[Items listed in a dataset]
● ● ● ●

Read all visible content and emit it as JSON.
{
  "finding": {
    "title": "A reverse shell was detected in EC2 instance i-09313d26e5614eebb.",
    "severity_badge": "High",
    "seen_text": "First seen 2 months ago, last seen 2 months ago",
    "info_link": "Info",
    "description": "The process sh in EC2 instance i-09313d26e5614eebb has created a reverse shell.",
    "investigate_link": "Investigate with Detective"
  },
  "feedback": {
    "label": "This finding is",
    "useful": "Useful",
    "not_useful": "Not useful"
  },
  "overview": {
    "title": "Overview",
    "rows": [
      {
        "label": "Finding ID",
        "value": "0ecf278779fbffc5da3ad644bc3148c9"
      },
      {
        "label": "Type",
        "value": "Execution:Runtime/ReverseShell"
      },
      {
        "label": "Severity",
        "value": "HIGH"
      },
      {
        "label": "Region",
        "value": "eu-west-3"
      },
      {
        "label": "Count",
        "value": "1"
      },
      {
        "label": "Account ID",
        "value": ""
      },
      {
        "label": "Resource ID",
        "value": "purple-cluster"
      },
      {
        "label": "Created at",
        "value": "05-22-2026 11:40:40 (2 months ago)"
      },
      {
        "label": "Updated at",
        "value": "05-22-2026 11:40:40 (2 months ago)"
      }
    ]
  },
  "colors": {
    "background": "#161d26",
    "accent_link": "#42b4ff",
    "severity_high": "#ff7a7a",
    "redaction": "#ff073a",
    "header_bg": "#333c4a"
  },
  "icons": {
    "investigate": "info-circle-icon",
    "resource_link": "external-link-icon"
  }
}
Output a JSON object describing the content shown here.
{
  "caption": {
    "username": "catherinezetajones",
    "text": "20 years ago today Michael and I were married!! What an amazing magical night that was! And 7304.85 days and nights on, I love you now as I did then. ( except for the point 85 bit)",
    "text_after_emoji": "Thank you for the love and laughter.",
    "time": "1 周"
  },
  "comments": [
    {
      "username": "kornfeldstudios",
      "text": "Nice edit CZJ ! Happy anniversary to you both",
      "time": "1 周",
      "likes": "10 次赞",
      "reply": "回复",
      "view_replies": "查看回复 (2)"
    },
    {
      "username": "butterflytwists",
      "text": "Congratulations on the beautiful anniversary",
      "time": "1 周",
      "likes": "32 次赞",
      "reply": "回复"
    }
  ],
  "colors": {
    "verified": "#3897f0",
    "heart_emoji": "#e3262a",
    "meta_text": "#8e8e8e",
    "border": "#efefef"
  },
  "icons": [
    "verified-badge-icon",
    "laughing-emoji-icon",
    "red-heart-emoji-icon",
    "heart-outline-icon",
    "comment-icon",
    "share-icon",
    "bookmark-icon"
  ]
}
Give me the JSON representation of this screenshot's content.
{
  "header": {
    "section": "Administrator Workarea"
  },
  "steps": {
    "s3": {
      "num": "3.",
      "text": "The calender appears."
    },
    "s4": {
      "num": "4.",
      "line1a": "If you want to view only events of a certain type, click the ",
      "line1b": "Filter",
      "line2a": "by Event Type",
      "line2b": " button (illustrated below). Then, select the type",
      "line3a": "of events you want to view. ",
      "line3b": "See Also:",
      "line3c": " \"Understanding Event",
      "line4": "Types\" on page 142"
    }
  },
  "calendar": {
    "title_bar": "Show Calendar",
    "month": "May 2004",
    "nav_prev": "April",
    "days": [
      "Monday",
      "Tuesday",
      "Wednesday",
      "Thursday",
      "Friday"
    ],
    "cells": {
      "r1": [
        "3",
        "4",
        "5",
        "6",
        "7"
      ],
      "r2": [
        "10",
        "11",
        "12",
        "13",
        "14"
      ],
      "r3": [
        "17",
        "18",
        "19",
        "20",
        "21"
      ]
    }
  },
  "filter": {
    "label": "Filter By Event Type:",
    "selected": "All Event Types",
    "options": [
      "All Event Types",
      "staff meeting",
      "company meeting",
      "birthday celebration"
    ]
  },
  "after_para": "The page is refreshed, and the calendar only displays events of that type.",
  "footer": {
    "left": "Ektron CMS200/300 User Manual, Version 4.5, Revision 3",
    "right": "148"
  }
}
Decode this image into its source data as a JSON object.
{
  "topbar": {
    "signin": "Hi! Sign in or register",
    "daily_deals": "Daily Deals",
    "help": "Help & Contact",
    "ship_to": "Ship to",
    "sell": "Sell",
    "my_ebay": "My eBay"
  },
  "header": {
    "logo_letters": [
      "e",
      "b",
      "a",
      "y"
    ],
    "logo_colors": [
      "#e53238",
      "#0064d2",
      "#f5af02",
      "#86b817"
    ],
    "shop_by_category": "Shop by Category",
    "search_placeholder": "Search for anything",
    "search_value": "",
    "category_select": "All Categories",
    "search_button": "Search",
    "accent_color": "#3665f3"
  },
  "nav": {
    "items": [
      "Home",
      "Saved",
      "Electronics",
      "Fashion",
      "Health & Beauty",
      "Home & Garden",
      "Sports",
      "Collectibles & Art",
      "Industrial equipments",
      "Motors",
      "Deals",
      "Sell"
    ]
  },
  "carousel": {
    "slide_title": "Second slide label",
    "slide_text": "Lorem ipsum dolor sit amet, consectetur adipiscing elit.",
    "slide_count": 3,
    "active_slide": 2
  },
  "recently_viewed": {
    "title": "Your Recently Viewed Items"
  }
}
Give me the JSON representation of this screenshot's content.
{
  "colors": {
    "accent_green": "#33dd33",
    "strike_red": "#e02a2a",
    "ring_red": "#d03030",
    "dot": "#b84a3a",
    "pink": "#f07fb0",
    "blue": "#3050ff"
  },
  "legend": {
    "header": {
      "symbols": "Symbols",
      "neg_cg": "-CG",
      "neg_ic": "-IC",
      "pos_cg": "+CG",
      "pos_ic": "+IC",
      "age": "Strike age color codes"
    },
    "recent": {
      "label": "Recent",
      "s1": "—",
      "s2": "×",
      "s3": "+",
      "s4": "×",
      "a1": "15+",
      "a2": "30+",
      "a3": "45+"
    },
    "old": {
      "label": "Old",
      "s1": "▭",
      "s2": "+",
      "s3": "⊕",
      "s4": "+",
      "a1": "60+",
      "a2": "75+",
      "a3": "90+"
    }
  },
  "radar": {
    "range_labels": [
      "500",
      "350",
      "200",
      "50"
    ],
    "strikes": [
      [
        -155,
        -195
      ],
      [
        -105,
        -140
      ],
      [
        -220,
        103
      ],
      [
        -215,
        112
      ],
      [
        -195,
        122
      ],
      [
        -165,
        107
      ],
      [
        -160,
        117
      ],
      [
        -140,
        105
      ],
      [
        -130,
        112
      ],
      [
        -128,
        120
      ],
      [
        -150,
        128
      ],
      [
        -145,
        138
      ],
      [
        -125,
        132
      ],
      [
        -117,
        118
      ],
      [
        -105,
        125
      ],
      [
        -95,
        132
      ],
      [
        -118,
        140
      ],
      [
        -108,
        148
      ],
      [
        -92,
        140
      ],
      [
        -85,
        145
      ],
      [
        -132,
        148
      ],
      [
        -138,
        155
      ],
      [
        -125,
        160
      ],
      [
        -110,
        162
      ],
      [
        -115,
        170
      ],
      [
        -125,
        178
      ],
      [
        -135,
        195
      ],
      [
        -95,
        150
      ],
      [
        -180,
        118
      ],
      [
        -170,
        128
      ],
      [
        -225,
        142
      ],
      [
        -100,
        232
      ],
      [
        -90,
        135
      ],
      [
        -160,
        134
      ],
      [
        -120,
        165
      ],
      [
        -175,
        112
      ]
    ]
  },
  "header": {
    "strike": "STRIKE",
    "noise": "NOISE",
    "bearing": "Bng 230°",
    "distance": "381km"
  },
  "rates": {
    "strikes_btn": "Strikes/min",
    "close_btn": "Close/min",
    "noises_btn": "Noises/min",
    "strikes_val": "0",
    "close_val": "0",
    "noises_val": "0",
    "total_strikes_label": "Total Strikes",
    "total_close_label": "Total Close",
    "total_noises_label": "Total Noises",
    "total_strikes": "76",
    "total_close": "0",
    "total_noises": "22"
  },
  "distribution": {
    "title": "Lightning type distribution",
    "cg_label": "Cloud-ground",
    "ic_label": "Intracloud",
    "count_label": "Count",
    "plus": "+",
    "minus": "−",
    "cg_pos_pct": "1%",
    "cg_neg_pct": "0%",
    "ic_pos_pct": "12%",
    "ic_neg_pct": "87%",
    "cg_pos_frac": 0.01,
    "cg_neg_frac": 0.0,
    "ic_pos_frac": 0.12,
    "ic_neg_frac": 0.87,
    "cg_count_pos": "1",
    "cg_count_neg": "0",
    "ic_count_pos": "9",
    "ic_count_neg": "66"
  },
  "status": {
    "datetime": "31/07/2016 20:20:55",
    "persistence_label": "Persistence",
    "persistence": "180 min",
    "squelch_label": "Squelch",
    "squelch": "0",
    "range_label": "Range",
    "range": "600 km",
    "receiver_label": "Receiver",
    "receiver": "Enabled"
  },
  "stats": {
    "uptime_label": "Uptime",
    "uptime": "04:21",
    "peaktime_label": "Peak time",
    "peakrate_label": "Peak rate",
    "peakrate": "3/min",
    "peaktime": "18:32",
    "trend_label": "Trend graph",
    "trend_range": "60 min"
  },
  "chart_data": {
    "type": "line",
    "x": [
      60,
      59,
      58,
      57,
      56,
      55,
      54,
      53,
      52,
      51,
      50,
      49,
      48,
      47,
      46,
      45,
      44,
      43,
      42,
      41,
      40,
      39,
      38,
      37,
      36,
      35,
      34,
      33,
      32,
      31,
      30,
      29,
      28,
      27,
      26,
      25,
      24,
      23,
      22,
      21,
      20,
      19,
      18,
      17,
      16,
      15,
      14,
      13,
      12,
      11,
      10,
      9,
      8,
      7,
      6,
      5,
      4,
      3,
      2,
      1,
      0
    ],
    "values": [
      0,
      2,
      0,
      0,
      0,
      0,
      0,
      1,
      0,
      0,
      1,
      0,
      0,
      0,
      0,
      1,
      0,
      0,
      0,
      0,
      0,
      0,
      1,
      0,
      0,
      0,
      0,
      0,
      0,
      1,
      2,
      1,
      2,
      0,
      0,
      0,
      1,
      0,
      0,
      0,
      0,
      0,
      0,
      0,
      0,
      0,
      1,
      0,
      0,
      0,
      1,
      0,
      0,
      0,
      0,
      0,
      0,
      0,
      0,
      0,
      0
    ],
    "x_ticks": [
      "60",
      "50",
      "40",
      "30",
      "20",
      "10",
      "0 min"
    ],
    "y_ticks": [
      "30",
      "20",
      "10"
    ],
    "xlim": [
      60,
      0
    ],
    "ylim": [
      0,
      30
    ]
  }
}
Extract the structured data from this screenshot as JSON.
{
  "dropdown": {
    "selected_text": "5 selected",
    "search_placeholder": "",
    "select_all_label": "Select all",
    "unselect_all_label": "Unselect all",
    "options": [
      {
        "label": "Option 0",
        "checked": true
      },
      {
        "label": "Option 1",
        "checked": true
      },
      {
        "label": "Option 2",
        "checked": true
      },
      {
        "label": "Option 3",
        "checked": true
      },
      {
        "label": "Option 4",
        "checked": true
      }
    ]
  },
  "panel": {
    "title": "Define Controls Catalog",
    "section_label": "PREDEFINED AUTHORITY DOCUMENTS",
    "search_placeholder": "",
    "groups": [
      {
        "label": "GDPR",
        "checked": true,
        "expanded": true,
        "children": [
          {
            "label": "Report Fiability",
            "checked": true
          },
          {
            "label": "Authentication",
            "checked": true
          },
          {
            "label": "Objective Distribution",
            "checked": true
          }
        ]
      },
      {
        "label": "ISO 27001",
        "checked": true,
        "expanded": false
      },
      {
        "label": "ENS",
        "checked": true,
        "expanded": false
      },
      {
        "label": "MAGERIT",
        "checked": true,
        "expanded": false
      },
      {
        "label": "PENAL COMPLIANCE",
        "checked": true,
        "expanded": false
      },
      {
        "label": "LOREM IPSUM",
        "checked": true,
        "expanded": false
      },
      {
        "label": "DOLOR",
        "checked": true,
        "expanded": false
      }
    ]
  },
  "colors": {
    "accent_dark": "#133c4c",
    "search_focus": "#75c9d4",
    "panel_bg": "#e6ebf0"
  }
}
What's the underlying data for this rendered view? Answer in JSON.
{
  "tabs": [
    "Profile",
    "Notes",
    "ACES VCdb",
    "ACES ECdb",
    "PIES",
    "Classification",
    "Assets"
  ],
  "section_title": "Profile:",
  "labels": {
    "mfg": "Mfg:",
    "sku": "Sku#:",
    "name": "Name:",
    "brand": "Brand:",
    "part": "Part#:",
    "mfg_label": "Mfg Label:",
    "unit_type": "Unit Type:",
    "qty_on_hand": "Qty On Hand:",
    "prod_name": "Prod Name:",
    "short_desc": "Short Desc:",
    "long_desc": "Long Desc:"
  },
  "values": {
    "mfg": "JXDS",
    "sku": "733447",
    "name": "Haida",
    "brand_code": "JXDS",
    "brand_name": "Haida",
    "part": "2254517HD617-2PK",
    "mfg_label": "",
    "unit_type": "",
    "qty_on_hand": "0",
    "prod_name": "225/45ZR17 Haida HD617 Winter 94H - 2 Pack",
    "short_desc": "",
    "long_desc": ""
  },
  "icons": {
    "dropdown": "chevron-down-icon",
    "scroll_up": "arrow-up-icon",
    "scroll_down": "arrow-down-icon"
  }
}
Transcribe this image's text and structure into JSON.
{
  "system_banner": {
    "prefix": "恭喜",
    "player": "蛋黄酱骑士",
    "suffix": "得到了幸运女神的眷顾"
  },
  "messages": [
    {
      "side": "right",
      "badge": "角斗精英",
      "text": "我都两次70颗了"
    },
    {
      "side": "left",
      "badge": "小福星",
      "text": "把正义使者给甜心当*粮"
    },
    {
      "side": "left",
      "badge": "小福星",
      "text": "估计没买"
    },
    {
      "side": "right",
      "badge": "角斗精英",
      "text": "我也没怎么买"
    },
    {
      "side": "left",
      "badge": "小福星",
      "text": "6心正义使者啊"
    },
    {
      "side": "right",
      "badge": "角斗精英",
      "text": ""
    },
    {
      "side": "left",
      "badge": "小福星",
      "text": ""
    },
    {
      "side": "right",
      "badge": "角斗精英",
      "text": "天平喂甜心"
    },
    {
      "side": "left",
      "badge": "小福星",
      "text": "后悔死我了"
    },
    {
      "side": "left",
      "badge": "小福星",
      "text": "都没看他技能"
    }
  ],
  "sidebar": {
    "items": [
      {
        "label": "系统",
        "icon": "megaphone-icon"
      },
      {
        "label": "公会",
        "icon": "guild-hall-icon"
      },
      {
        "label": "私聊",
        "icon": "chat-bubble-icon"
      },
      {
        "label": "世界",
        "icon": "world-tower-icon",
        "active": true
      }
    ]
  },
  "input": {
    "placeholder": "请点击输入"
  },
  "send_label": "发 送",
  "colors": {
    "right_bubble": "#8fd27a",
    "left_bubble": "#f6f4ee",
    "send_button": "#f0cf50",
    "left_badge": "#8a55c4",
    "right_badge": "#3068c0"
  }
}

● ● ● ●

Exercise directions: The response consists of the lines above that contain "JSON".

Response to the exercise:
Read all visible content and emit it as JSON.
Output a JSON object describing the content shown here.
Give me the JSON representation of this screenshot's content.
Decode this image into its source data as a JSON object.
Give me the JSON representation of this screenshot's content.
Extract the structured data from this screenshot as JSON.
What's the underlying data for this rendered view? Answer in JSON.
Transcribe this image's text and structure into JSON.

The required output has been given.